There are false conversions. They are all works-based "conversions".

Ask any catholic. They don't believe that you're saved by faith alone in Jesus. Yet that is the only way to be saved. But they'll still call themselves "Christians". Tons of people do this. They think "I do Christian stuff, so I'm Christian". That is what Matthew 7:21-23 is addressing.

They failed to do the will of the Father. What is the will of the Father? John 6:40 tells us. Faith in Jesus. That easy.

Check also John 6:28-29.

False teachers always want to squeeze works in somewhere, either before salvation, or after salvation. Catholicism does that, as does much of protestantism. Some evangelicals do it too. Those are false conversions, and since there is no real power in their conversion, they then do the things that you are referring to.

Please also don't forget, that all Christians still struggle against sin. You won't find much of an audience if you're assuming some level of "sinlessness" for salvation, a level that you can't define and the Bible never defines either.

Bible Believer said...

I don't believe works save at all. Read some of my Catholic posts I left that behind. Whatever good works one has are a fruit of salvation. But that doesnt mean I follow the people who believe the only real Christians are ones who are "sinless". The problem here is look at the evangelical church, and the level of false conversions, that are not based in true biblical Holy Spirit inspired conversion, full repentenance and all. How else can you explain why the evangelical churches have lost the plot? Most have united with Rome. I read today Rick Warren has invited a Catholic apologist Peter Kreeft to one of his seminars. Many evangelicals I run into online, consider the Catholic church, another "Christian" church.

Anonymous said...

Yes, Rick Warren has been off the track for decades. But there's the point. Do you think that "catholic apologist" came to teach faith alone without works? No, he came to teach works. That's why the evangelical church has lost the plot, as you say. They are off the track, due to catholic infiltration, which includes the catholic false doctrine of demanding works for salvation, whether those works be before salvation, or after salvation.

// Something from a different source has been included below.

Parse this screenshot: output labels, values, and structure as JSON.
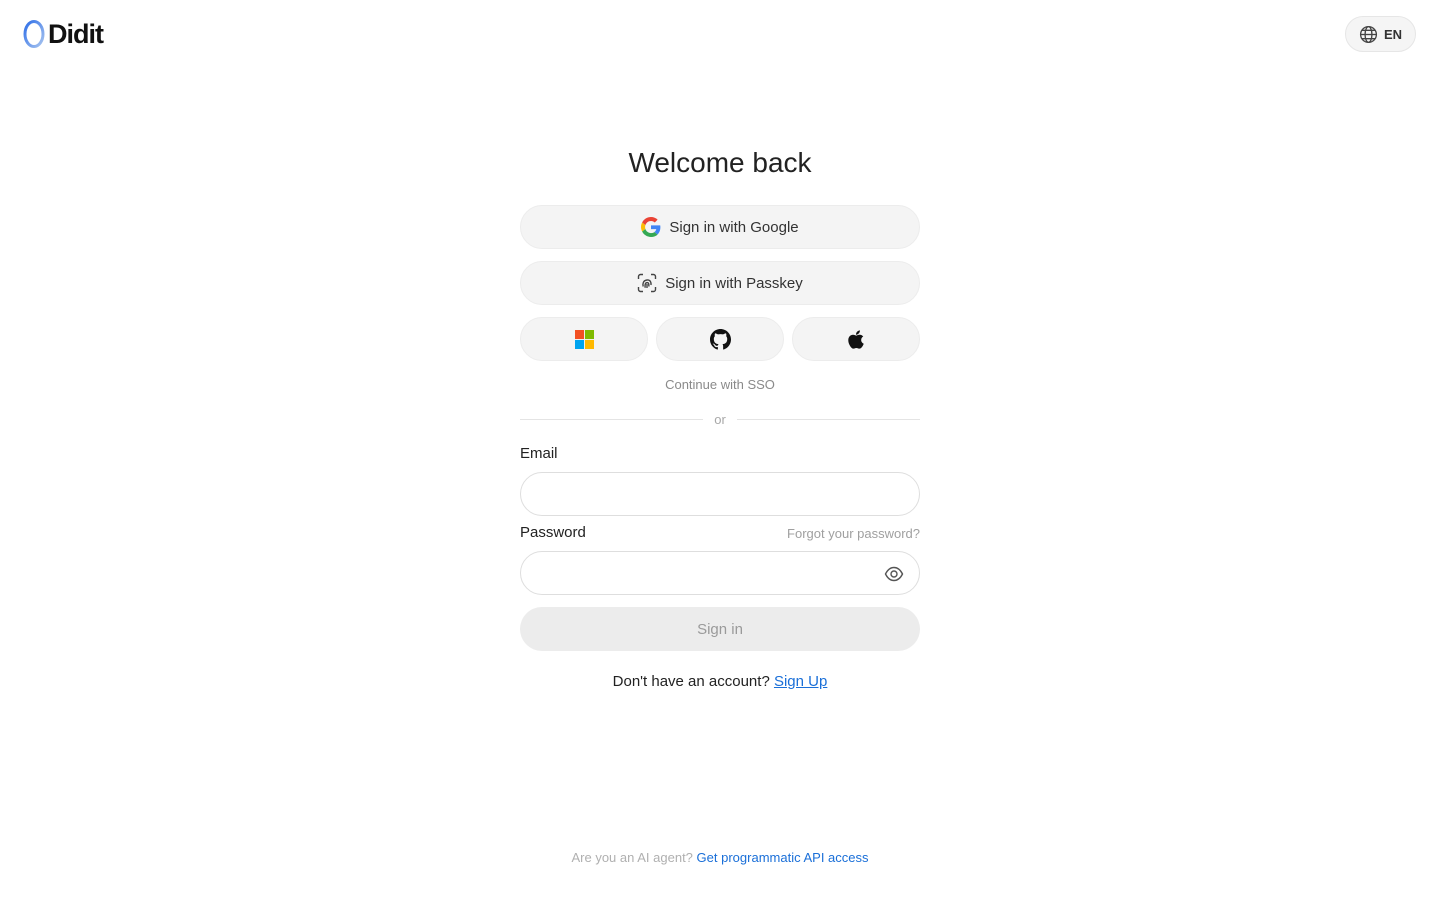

Yes, we ought to have our faith be mature in leading to works. But no, we can't demand those works for salvation. Sanctification is separate from salvation :) That's the point of rewards in heaven, and the strong encouragement to go for them.

But catholicism mixes the two, as if there were no distinction. The evangelical church has lost the plot, because they are becoming catholic, even in soteriology.